Thursday's Energy Information Administration storage report might be able to give the bulls a means to recover from the last two days' nearly 22-cent shellacking seen in the October contract. A report less than trader expectations often causes abrupt price rallies once the number is released at 10:30 a.m. EDT.

Estimates, however, have a decidedly bearish tone as industry experts expect gains in storage well above historical norms. Last year 60 Bcf was injected and the five-year average is for a 56 Bcf build. United ICAP predicts an injection of 72 Bcf and Houston-based IAF Advisors calculates a 76 Bcf increase. A Reuters survey of 23 traders and analysts revealed an average 73 Bcf with a range of 68 Bcf to 76 Bcf.

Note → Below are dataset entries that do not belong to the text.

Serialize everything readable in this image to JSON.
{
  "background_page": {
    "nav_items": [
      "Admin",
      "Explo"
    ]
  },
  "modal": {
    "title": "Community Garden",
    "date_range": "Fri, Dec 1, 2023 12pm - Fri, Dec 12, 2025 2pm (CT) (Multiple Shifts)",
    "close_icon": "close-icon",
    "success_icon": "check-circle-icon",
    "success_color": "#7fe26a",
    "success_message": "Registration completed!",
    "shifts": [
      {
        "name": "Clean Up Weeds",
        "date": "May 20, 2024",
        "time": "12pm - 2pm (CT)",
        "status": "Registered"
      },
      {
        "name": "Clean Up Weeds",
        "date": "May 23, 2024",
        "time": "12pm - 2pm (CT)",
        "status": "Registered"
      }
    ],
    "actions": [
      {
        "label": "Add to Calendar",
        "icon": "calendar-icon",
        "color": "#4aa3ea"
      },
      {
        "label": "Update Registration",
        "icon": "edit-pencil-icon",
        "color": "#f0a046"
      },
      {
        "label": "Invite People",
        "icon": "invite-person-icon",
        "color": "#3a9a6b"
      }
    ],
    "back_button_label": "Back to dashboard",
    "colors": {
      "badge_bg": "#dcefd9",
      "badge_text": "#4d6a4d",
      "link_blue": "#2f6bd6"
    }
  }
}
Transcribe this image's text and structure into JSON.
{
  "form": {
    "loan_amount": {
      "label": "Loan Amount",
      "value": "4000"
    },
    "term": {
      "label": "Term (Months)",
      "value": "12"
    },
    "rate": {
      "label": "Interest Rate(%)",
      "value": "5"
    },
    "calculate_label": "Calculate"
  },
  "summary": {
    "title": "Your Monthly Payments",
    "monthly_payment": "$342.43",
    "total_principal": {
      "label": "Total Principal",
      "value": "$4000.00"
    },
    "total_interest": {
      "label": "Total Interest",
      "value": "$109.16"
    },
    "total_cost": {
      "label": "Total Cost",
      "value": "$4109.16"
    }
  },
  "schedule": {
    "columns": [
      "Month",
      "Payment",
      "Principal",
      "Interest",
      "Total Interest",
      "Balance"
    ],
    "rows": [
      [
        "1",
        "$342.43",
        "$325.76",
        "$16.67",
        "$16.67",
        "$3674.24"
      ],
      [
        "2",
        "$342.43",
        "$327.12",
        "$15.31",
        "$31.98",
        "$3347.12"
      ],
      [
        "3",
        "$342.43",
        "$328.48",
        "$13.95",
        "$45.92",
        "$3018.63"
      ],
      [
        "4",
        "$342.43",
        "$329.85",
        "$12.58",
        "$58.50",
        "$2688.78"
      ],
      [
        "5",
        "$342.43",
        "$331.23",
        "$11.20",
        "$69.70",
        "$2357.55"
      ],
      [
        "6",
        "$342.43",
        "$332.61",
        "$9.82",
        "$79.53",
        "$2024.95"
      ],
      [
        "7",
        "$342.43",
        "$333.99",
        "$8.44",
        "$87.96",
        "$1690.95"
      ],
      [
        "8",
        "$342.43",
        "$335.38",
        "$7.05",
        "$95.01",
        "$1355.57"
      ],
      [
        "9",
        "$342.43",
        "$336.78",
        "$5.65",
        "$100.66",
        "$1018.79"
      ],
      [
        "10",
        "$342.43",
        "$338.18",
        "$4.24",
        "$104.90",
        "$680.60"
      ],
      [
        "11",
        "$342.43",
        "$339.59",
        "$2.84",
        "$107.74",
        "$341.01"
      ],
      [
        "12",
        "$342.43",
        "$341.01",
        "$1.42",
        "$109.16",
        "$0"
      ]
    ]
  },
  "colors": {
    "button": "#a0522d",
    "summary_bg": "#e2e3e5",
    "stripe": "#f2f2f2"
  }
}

Wells Fargo analysts David Tameron and Gordon Douthat took a look at Tuesday's price action and put it into a kind of historical perspective. "We looked at the past five years' price action for the same day and saw that [Tuesday’s] drop was the largest since 2008. Meanwhile, between 2009-2013, price movement the day after Labor Day ranged from minus 2% to 3% with the average about 1.3% -- so what gives?"

Tuesday's free-fall of more than 4% clearly falls outside that range, and Tameron and Douthat admitted they aren't quite sure why the drop was so large. They offered the observation that "sentiment swings to extremes, and there is seasonality in natural gas prices, [and]...over the past 20 years, the October contract has finished higher than the September contract 16 of 20 years with average uptick about 12.5%. This could lead to short-term opportunities within gas-levered names."

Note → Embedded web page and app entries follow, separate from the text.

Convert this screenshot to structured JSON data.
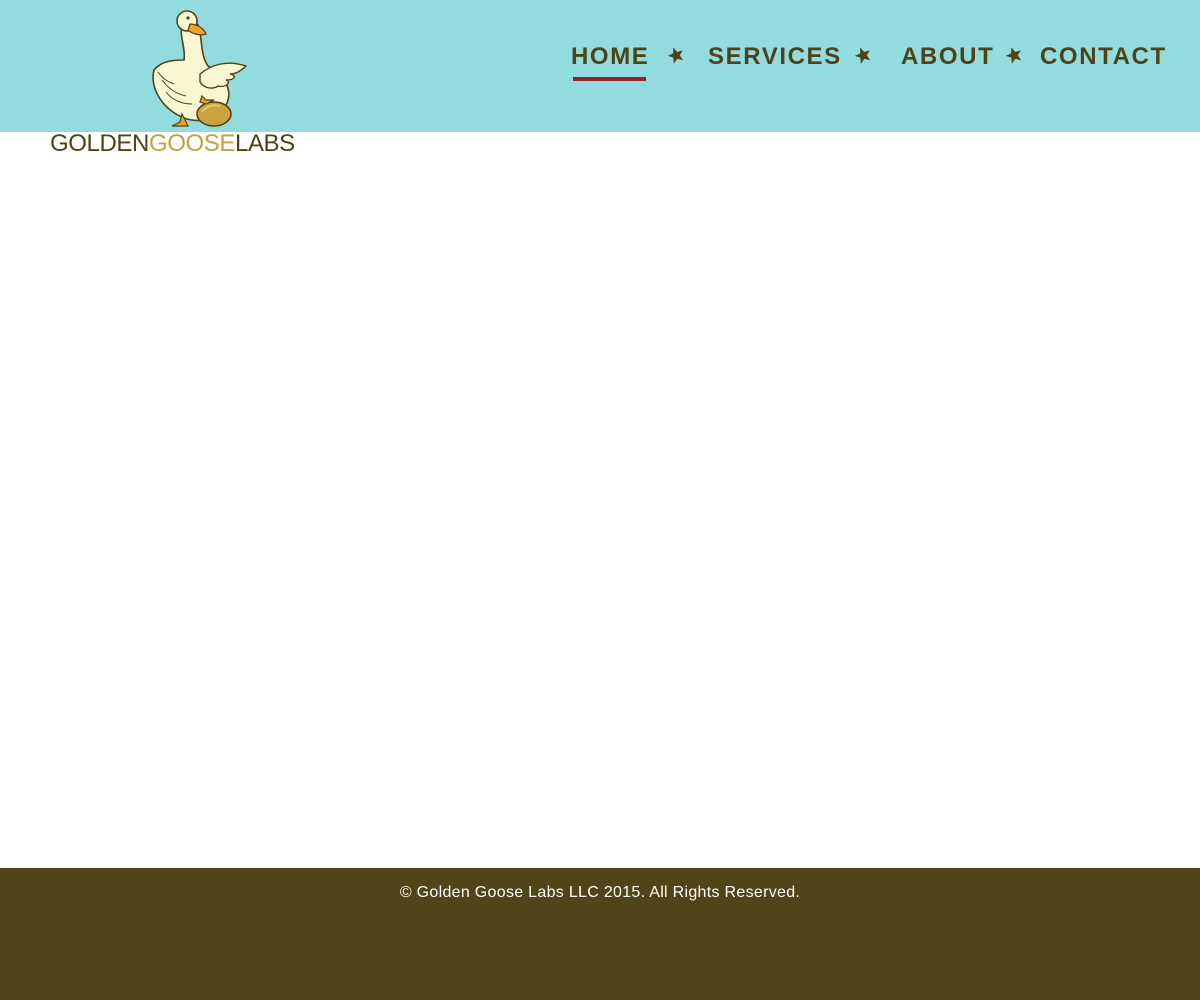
{
  "brand": {
    "logo_parts": [
      "GOLDEN",
      "GOOSE",
      "LABS"
    ],
    "colors": {
      "dark": "#4f4316",
      "gold": "#c3a23c"
    }
  },
  "nav": {
    "items": [
      {
        "label": "HOME",
        "active": true
      },
      {
        "label": "SERVICES",
        "active": false
      },
      {
        "label": "ABOUT",
        "active": false
      },
      {
        "label": "CONTACT",
        "active": false
      }
    ],
    "separator_icon": "star-icon"
  },
  "footer": {
    "copyright": "© Golden Goose Labs LLC 2015. All Rights Reserved."
  },
  "colors": {
    "header_bg": "#92dcdf",
    "footer_bg": "#514418",
    "nav_text": "#4f4316",
    "active_underline": "#8c2526"
  }
}
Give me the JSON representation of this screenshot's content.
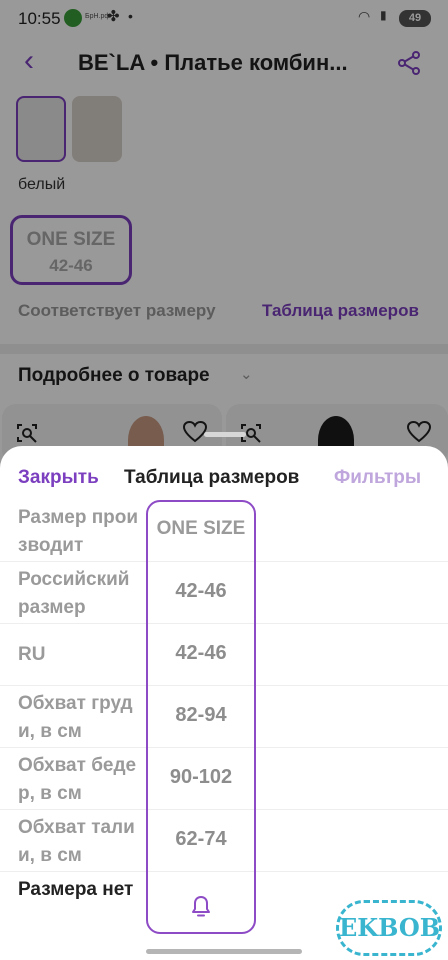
{
  "status_bar": {
    "time": "10:55",
    "app_tiny": "БрН.рф",
    "battery": "49"
  },
  "header": {
    "title": "BE`LA • Платье комбин..."
  },
  "product": {
    "color_label": "белый",
    "size_chip": {
      "top": "ONE SIZE",
      "bottom": "42-46"
    },
    "fit_text": "Соответствует размеру",
    "size_table_link": "Таблица размеров",
    "more_details": "Подробнее о товаре"
  },
  "sheet": {
    "close_label": "Закрыть",
    "title": "Таблица размеров",
    "filters_label": "Фильтры",
    "rows": [
      {
        "label": "Размер производит",
        "value": "ONE SIZE"
      },
      {
        "label": "Российский размер",
        "value": "42-46"
      },
      {
        "label": "RU",
        "value": "42-46"
      },
      {
        "label": "Обхват груди, в см",
        "value": "82-94"
      },
      {
        "label": "Обхват бедер, в см",
        "value": "90-102"
      },
      {
        "label": "Обхват талии, в см",
        "value": "62-74"
      },
      {
        "label": "Размера нет",
        "value": ""
      }
    ]
  },
  "watermark": "EKBOB",
  "colors": {
    "accent": "#7b3fbf",
    "muted_accent": "#bfa6dc",
    "text": "#222222",
    "muted_text": "#9a9a9a"
  }
}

By all accounts, any 12.5% rise in the October contract is going to have to fight some serious production headwinds. Tameron and Douthat note that the EIA’s monthly report for June issued last Friday found that on a year/year (y/y) basis, “Lower 48 production grew 5 Bcf/d (plus 6.8%) while total U.S. production was up 5.61 Bcf/d (plus 6.9%); 'Other States' posted the largest (and quite impressive, in our view) y/y rise at 5.1 Bcf/d (plus 19.6%) while Louisiana posted the largest decline (minus 15.3%, or mus 1 Bcf/d)” ([see Daily GPIAug. 29).

Tuesday's nearly 18-cent drubbing underscores just what kind of weather and temperature regime is necessary these days to score even a neutral storage result, according to Tim Evans of Citi Futures Perspective. Evans calculates a 70 Bcf build for Thursday's EIA storage report but sees future injections approaching 100 Bcf. The current year-on-five-year deficit stands at 518 Bcf, and if Evans' figures are correct, that will narrow to 466 Bcf by Sept. 19.

"With seasonal cooling demand tapering off, we note the rate of storage injections will also be rising in the weeks ahead, with an associated risk that we may see new lows in price before heating demand ramps high enough to bring the market back into a stronger seasonal balance."

Evans still ultimately favors the long side with a limit buy order in the October contract at $3.68 concurrent with a protective sell stop at $3.48 to limit risk on the trade.